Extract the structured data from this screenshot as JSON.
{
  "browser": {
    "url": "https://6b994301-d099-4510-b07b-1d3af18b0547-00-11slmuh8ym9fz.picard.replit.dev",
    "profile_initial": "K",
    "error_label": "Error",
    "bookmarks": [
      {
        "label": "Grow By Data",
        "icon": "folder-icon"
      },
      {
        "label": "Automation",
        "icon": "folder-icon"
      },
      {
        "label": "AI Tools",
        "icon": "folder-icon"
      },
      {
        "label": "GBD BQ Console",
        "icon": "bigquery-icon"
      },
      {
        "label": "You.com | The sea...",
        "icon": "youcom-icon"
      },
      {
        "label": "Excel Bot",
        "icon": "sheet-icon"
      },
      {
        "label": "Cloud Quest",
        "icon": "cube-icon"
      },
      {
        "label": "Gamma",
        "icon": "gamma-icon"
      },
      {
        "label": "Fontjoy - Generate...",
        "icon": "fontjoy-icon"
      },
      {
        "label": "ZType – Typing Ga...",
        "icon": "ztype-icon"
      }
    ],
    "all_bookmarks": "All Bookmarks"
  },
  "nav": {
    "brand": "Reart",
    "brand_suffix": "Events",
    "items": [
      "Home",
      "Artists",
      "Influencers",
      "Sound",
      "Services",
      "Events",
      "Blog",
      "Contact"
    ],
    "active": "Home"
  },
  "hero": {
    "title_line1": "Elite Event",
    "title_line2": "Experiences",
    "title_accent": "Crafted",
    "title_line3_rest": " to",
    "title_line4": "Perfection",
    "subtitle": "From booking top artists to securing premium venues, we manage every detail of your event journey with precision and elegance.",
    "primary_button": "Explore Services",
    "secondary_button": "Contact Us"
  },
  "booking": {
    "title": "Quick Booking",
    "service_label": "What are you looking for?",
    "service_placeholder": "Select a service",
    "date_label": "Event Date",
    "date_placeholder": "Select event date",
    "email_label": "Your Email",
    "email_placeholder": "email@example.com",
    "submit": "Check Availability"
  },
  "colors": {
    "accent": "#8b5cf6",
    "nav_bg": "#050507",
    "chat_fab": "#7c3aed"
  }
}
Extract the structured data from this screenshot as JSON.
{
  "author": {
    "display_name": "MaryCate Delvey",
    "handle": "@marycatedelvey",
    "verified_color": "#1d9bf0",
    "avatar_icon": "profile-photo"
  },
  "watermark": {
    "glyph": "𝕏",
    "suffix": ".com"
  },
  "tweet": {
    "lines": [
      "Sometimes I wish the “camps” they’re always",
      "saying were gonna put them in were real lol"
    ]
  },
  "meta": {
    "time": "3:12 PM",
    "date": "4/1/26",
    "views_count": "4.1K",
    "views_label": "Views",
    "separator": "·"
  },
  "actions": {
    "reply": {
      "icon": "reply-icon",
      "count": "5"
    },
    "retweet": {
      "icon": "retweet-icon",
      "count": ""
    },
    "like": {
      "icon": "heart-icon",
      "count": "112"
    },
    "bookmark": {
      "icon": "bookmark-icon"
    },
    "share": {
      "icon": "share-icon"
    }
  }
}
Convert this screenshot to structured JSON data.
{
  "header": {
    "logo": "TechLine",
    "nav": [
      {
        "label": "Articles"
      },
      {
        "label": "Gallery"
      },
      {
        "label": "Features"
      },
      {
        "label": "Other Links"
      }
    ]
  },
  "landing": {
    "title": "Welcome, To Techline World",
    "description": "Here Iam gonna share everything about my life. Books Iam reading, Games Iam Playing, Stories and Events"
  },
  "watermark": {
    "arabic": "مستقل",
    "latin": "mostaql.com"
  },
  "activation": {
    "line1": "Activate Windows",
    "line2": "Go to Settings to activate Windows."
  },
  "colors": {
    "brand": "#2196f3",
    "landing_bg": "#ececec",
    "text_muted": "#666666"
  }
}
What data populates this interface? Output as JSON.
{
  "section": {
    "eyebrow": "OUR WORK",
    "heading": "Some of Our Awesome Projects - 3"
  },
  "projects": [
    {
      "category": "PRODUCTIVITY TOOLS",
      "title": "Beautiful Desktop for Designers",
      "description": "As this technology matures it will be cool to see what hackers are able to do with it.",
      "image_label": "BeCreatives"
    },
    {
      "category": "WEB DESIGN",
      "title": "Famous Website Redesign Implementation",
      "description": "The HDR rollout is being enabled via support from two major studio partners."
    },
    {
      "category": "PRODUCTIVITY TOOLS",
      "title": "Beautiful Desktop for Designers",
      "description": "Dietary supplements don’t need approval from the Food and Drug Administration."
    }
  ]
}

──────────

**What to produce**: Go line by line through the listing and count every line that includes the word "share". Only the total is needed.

**Response box**: 3